I’ve showed what we shouldn’t do with Halloween; that’s the negative. Back in Ephesians, this is what Paul was inspired to exhort us to “put off,” as in, “that you put off, concerning your former conduct, the old man which grows corrupt according to the deceitful lusts” (Ephesians 4:22). Put off that old before Christ junk. Put it off. But Paul is no one sided Negative Nathan. Paul has a positive alternative. Paul says, “and be renewed in the spirit of your mind” (Ephesians 4:23.) Offer yourself to God to renew your mind; renew your way of thinking; renew the way you look at the world; renew your world view. Paul speaks the positive, “and that you put on the new man which was created according to God, in true righteousness and holiness” (Ephesians 4:24). Put on a new way of life. Put on and live in that new creation life (cf. 2 Cor. 5:17). Put on the “true righteousness” we have been given in Christ (cf. Romans 13:12-14; 2 Cor. 5:21; Ephesians 1). (And if you want to know how to do that look at Ephesians 2:1-10). And put on “holiness” (Greek hosiotes) which means holiness, piety, devoutness. “Holiness” is a word which encompasses the idea of straightness, uprightness, completeness, integrity. “Holiness” is what flows out of the righteousness we receive in our relationship with Jesus. “Holiness” is the fruit of our righteousness in Christ. Now does any of what Paul tells us to put on here sound compatible with the unholy workings of Halloween? Let’s look to something more in line with the righteousness and holiness we have in Christ.
Here’s a suggested alternative.
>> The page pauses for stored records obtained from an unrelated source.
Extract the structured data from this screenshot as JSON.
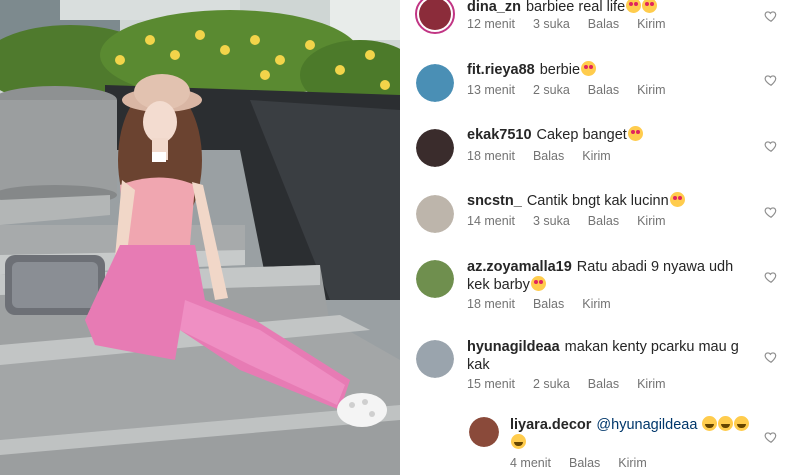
{
  "comments": [
    {
      "username": "dina_zn",
      "text": "barbiee real life",
      "emoji": [
        "love",
        "love"
      ],
      "time": "12 menit",
      "likes": "3 suka",
      "reply_label": "Balas",
      "send_label": "Kirim",
      "avatar_color": "#8b2c3a"
    },
    {
      "username": "fit.rieya88",
      "text": "berbie",
      "emoji": [
        "love"
      ],
      "time": "13 menit",
      "likes": "2 suka",
      "reply_label": "Balas",
      "send_label": "Kirim",
      "avatar_color": "#4a8fb5"
    },
    {
      "username": "ekak7510",
      "text": "Cakep banget",
      "emoji": [
        "love"
      ],
      "time": "18 menit",
      "reply_label": "Balas",
      "send_label": "Kirim",
      "avatar_color": "#3a2c2c"
    },
    {
      "username": "sncstn_",
      "text": "Cantik bngt kak lucinn",
      "emoji": [
        "love"
      ],
      "time": "14 menit",
      "likes": "3 suka",
      "reply_label": "Balas",
      "send_label": "Kirim",
      "avatar_color": "#bdb5ab"
    },
    {
      "username": "az.zoyamalla19",
      "text": "Ratu abadi 9 nyawa udh kek barby",
      "emoji": [
        "love"
      ],
      "time": "18 menit",
      "reply_label": "Balas",
      "send_label": "Kirim",
      "avatar_color": "#6f8f4e"
    },
    {
      "username": "hyunagildeaa",
      "text": "makan kenty pcarku mau g kak",
      "emoji": [],
      "time": "15 menit",
      "likes": "2 suka",
      "reply_label": "Balas",
      "send_label": "Kirim",
      "avatar_color": "#9aa4ad"
    }
  ],
  "reply": {
    "username": "liyara.decor",
    "mention": "@hyunagildeaa",
    "emoji": [
      "laugh",
      "laugh",
      "laugh",
      "laugh"
    ],
    "time": "4 menit",
    "reply_label": "Balas",
    "send_label": "Kirim",
    "avatar_color": "#8a4a3a"
  },
  "colors": {
    "text": "#262626",
    "meta": "#737373",
    "mention": "#00376b",
    "story_ring": "#c13584",
    "emoji_face": "#ffcc4d"
  },
  "icons": {
    "like": "heart-outline-icon"
  }
}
Did you know that October 31st, (the same day as Halloween) is Reformation Day, the day the Church pressed the reset button and addressed much of the dark corruption and unscriptural practices that had crept into the Church? Why don’t we use October 31st to not only recognize this Day in history, but also to reflect and examine ourselves for any unscriptural corruptions that we have allowed into the Church, as well as into our own lives personally. That might produce some fruit. That might keep the Church and its people from repeating the same backslidden state of sin that led to the Reformation. That might lead to a REVIVAL! Isn’t that better than compromising and obfuscating our way into seeing it as okay to participate in Halloween. Just a thought.
So, what do you think? There are other holidays that have questionable practices. Some have redeeming value. Others do not. Personally, I find it hard to see any redeeming value in the orange-holiday-bad of Halloween. You’re free to disagree. I would just encourage you to find solid scriptural ground for whatever decision you make. That’s true in all situations. I pray you, me, and all those who name the name of Jesus and claim to be His followers would, “Be diligent to present yourself approved to God, a worker who does not need to be ashamed, rightly dividing the word of truth” (2 Tim. 2:15).